After graduating from Barnard College, Nancy K. Miller sailed to Paris to study French literature and complete a master’s degree. Already in love with the city from movies and novels, she hoped to create a new, more sophisticated identity for her twenty-year-old, nice-New York-Jewish-girl self. Several years of adventures and misadventures later, including marriage to an American ex-pat, Miller returned to New York minus the husband but ready to reinvent herself as an academic and writer.

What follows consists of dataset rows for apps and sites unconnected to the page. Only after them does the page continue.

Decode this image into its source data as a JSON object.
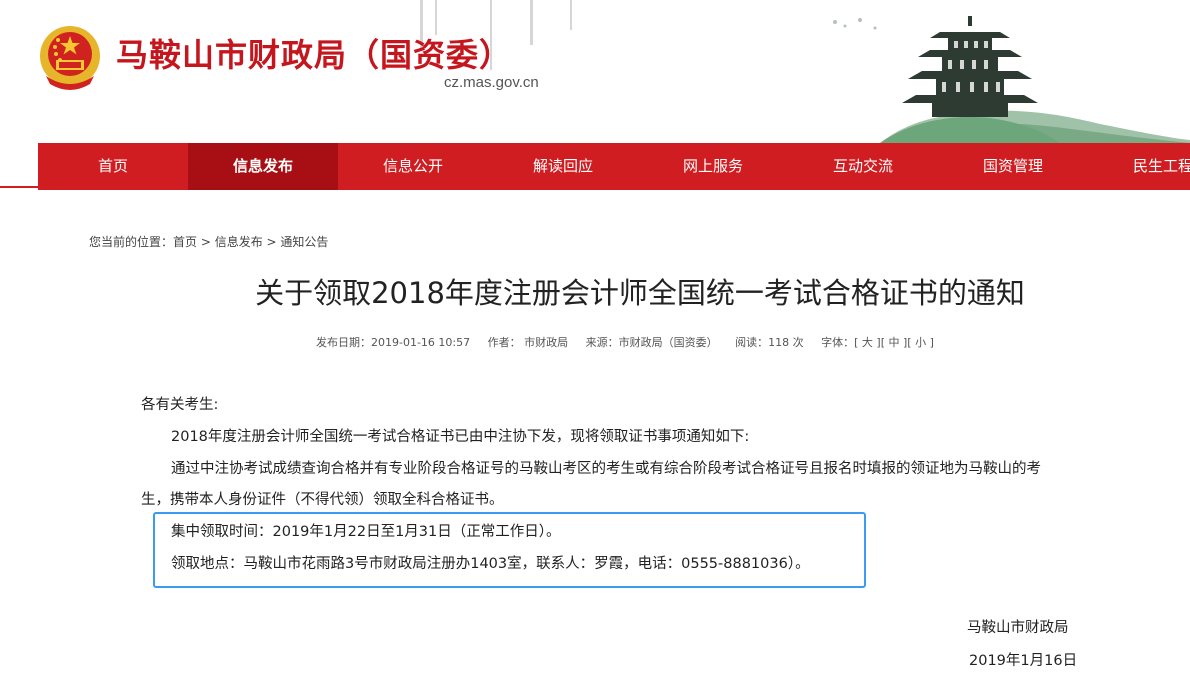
{
  "header": {
    "site_title": "马鞍山市财政局（国资委）",
    "domain": "cz.mas.gov.cn"
  },
  "nav": {
    "items": [
      {
        "label": "首页",
        "active": false
      },
      {
        "label": "信息发布",
        "active": true
      },
      {
        "label": "信息公开",
        "active": false
      },
      {
        "label": "解读回应",
        "active": false
      },
      {
        "label": "网上服务",
        "active": false
      },
      {
        "label": "互动交流",
        "active": false
      },
      {
        "label": "国资管理",
        "active": false
      },
      {
        "label": "民生工程",
        "active": false
      }
    ]
  },
  "breadcrumb": {
    "prefix": "您当前的位置：",
    "items": [
      "首页",
      "信息发布",
      "通知公告"
    ],
    "separator": " > "
  },
  "article": {
    "title": "关于领取2018年度注册会计师全国统一考试合格证书的通知",
    "meta": {
      "date": "发布日期：2019-01-16 10:57",
      "author": "作者：  市财政局",
      "source": "来源：市财政局（国资委）",
      "views": "阅读：118 次",
      "font_label": "字体：",
      "font_large": "[ 大 ]",
      "font_medium": "[ 中 ]",
      "font_small": "[ 小 ]"
    },
    "greeting": "各有关考生:",
    "para1": "2018年度注册会计师全国统一考试合格证书已由中注协下发，现将领取证书事项通知如下:",
    "para2_line1": "通过中注协考试成绩查询合格并有专业阶段合格证号的马鞍山考区的考生或有综合阶段考试合格证号且报名时填报的领证地为马鞍山的考",
    "para2_line2": "生，携带本人身份证件（不得代领）领取全科合格证书。",
    "time_line": "集中领取时间：2019年1月22日至1月31日（正常工作日）。",
    "place_line": "领取地点：马鞍山市花雨路3号市财政局注册办1403室，联系人：罗霞，电话：0555-8881036）。",
    "signature": "马鞍山市财政局",
    "sign_date": "2019年1月16日"
  },
  "colors": {
    "brand_red": "#cf1d22",
    "active_nav": "#a80f14",
    "highlight_border": "#3a9cf0"
  }
}
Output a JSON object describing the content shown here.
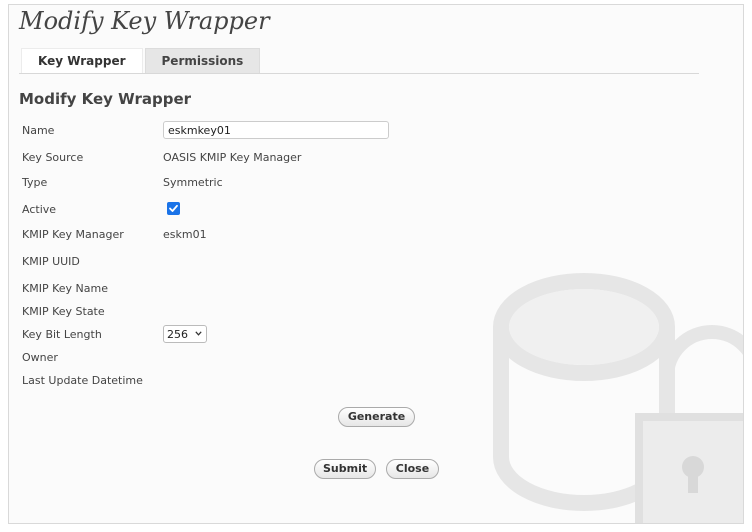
{
  "page": {
    "title": "Modify Key Wrapper"
  },
  "tabs": [
    {
      "label": "Key Wrapper"
    },
    {
      "label": "Permissions"
    }
  ],
  "form": {
    "section_title": "Modify Key Wrapper",
    "name": {
      "label": "Name",
      "value": "eskmkey01"
    },
    "key_source": {
      "label": "Key Source",
      "value": "OASIS KMIP Key Manager"
    },
    "type": {
      "label": "Type",
      "value": "Symmetric"
    },
    "active": {
      "label": "Active",
      "checked": true
    },
    "kmip_key_manager": {
      "label": "KMIP Key Manager",
      "value": "eskm01"
    },
    "kmip_uuid": {
      "label": "KMIP UUID",
      "value": ""
    },
    "kmip_key_name": {
      "label": "KMIP Key Name",
      "value": ""
    },
    "kmip_key_state": {
      "label": "KMIP Key State",
      "value": ""
    },
    "key_bit_length": {
      "label": "Key Bit Length",
      "selected": "256"
    },
    "owner": {
      "label": "Owner",
      "value": ""
    },
    "last_update": {
      "label": "Last Update Datetime",
      "value": ""
    }
  },
  "buttons": {
    "generate": "Generate",
    "submit": "Submit",
    "close": "Close"
  },
  "colors": {
    "checkbox_accent": "#1a73e8",
    "watermark": "#e6e6e6"
  },
  "icons": {
    "watermark": "database-lock-icon",
    "checkbox": "checkmark-icon",
    "select": "chevron-down-icon"
  }
}
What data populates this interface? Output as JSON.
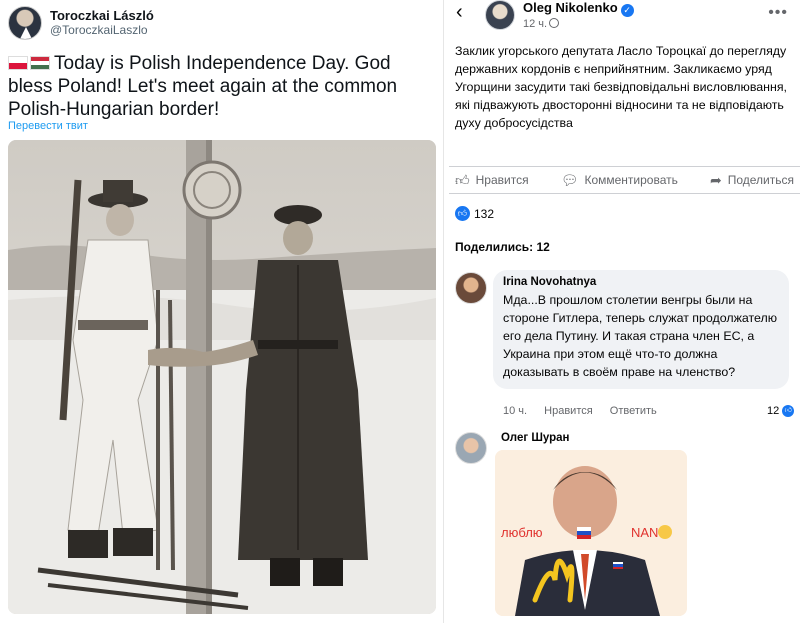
{
  "tweet": {
    "display_name": "Toroczkai László",
    "handle": "@ToroczkaiLaszlo",
    "text": "Today is Polish Independence Day. God bless Poland! Let's meet again at the common Polish-Hungarian border!",
    "translate_link": "Перевести твит"
  },
  "facebook_post": {
    "author": "Oleg Nikolenko",
    "time": "12 ч.",
    "body": "Заклик угорського депутата Ласло Тороцкаї до перегляду державних кордонів є неприйнятним. Закликаємо уряд Угорщини засудити такі безвідповідальні висловлювання, які підважують двосторонні відносини та не відповідають духу добросусідства",
    "actions": {
      "like": "Нравится",
      "comment": "Комментировать",
      "share": "Поделиться"
    },
    "reactions_count": "132",
    "shares": "Поделились: 12",
    "comments": [
      {
        "author": "Irina Novohatnya",
        "text": "Мда...В прошлом столетии венгры были на стороне Гитлера, теперь служат продолжателю его дела Путину. И такая страна член ЕС, а Украина при этом ещё что-то должна доказывать в своём праве на членство?",
        "time": "10 ч.",
        "reply_like": "Нравится",
        "reply": "Ответить",
        "likes": "12"
      },
      {
        "author": "Олег Шуран",
        "meme_caption_left": "люблю",
        "meme_caption_right": "NAN"
      }
    ]
  },
  "colors": {
    "twitter_blue": "#1d9bf0",
    "facebook_blue": "#1877f2",
    "comment_bubble": "#f0f2f5"
  },
  "icons": {
    "back": "back-arrow-icon",
    "verified": "verified-badge-icon",
    "like": "thumbs-up-icon",
    "comment": "comment-bubble-icon",
    "share": "share-arrow-icon",
    "more": "more-dots-icon"
  }
}
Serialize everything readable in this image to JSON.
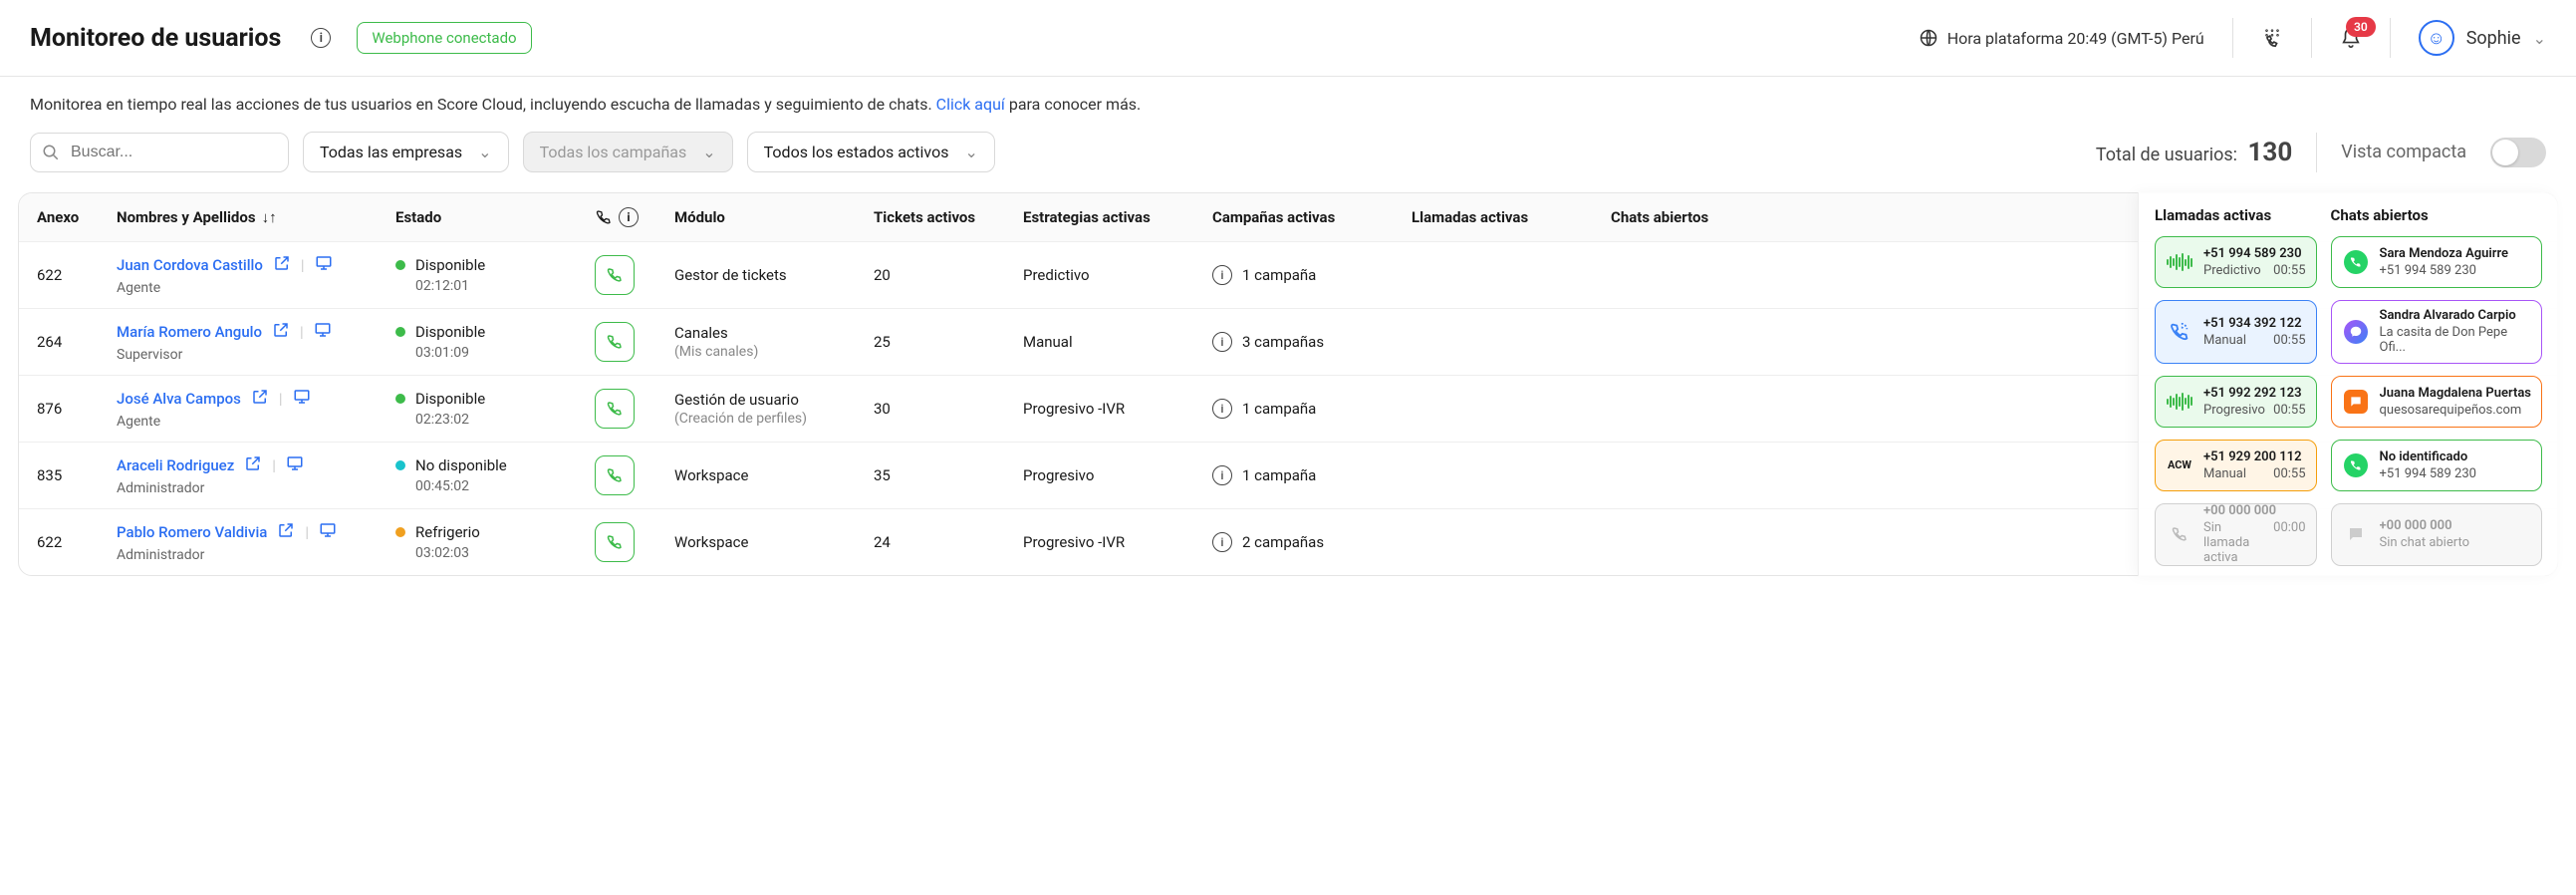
{
  "header": {
    "title": "Monitoreo de usuarios",
    "connected_badge": "Webphone conectado",
    "platform_time_label": "Hora plataforma 20:49 (GMT-5) Perú",
    "notif_count": "30",
    "user_name": "Sophie"
  },
  "description": {
    "text_a": "Monitorea en tiempo real las acciones de tus usuarios en Score Cloud, incluyendo escucha de llamadas y seguimiento de chats. ",
    "link": "Click aquí",
    "text_b": " para conocer más."
  },
  "filters": {
    "search_placeholder": "Buscar...",
    "companies": "Todas las empresas",
    "campaigns": "Todas los campañas",
    "states": "Todos los estados activos",
    "total_label": "Total de usuarios:",
    "total_value": "130",
    "compact_label": "Vista compacta"
  },
  "columns": {
    "c0": "Anexo",
    "c1": "Nombres y Apellidos",
    "c2": "Estado",
    "c4": "Módulo",
    "c5": "Tickets activos",
    "c6": "Estrategias activas",
    "c7": "Campañas activas",
    "c8": "Llamadas activas",
    "c9": "Chats abiertos"
  },
  "rows": [
    {
      "anexo": "622",
      "name": "Juan Cordova Castillo",
      "role": "Agente",
      "status": "Disponible",
      "status_color": "green",
      "time": "02:12:01",
      "module": "Gestor de tickets",
      "module_sub": "",
      "tickets": "20",
      "strategy": "Predictivo",
      "campaign": "1 campaña"
    },
    {
      "anexo": "264",
      "name": "María Romero Angulo",
      "role": "Supervisor",
      "status": "Disponible",
      "status_color": "green",
      "time": "03:01:09",
      "module": "Canales",
      "module_sub": "(Mis canales)",
      "tickets": "25",
      "strategy": "Manual",
      "campaign": "3 campañas"
    },
    {
      "anexo": "876",
      "name": "José  Alva Campos",
      "role": "Agente",
      "status": "Disponible",
      "status_color": "green",
      "time": "02:23:02",
      "module": "Gestión de usuario",
      "module_sub": "(Creación de perfiles)",
      "tickets": "30",
      "strategy": "Progresivo -IVR",
      "campaign": "1 campaña"
    },
    {
      "anexo": "835",
      "name": "Araceli Rodriguez",
      "role": "Administrador",
      "status": "No disponible",
      "status_color": "teal",
      "time": "00:45:02",
      "module": "Workspace",
      "module_sub": "",
      "tickets": "35",
      "strategy": "Progresivo",
      "campaign": "1 campaña"
    },
    {
      "anexo": "622",
      "name": "Pablo Romero Valdivia",
      "role": "Administrador",
      "status": "Refrigerio",
      "status_color": "orange",
      "time": "03:02:03",
      "module": "Workspace",
      "module_sub": "",
      "tickets": "24",
      "strategy": "Progresivo -IVR",
      "campaign": "2 campañas"
    }
  ],
  "side": {
    "calls_header": "Llamadas activas",
    "chats_header": "Chats abiertos",
    "calls": [
      {
        "l1": "+51 994 589 230",
        "l2a": "Predictivo",
        "l2b": "00:55",
        "style": "green-bg",
        "icon": "wave"
      },
      {
        "l1": "+51 934 392 122",
        "l2a": "Manual",
        "l2b": "00:55",
        "style": "blue",
        "icon": "phone-dotted"
      },
      {
        "l1": "+51 992 292 123",
        "l2a": "Progresivo",
        "l2b": "00:55",
        "style": "green-bg",
        "icon": "wave"
      },
      {
        "l1": "+51 929 200 112",
        "l2a": "Manual",
        "l2b": "00:55",
        "style": "amber",
        "icon": "acw"
      },
      {
        "l1": "+00 000 000",
        "l2a": "Sin llamada activa",
        "l2b": "00:00",
        "style": "gray",
        "icon": "phone-gray"
      }
    ],
    "chats": [
      {
        "l1": "Sara Mendoza Aguirre",
        "l2": "+51 994 589 230",
        "style": "green",
        "icon": "whatsapp"
      },
      {
        "l1": "Sandra Alvarado Carpio",
        "l2": "La casita de Don Pepe Ofi...",
        "style": "purple",
        "icon": "messenger"
      },
      {
        "l1": "Juana Magdalena Puertas",
        "l2": "quesosarequipeños.com",
        "style": "orange",
        "icon": "webchat"
      },
      {
        "l1": "No identificado",
        "l2": "+51 994 589 230",
        "style": "green",
        "icon": "whatsapp"
      },
      {
        "l1": "+00 000 000",
        "l2": "Sin chat abierto",
        "style": "gray",
        "icon": "chat-gray"
      }
    ]
  }
}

Now a well-known feminist scholar, Miller has authored and edited more than a dozen books, publishing literary criticism, personal essays, and family memoirs. Her most recent memoir, What They Saved: Pieces of a Jewish Past, won the Jewish Journal Prize for 2012 and told the story of her quest to recreate her family’s lost history. She is a Distinguished Professor of English and Comparative Literature at the Graduate Center, CUNY, where she teaches classes in memoirs, graphic novels, and women’s studies. Miller lectures widely, both nationally and internationally, and her work is anthologized in popular volumes on autobiography and collections of feminist essays. She also co-edits Columbia University Press’s Gender and Culture series, which she co-founded in 1983 with the late Carolyn Heilbrun.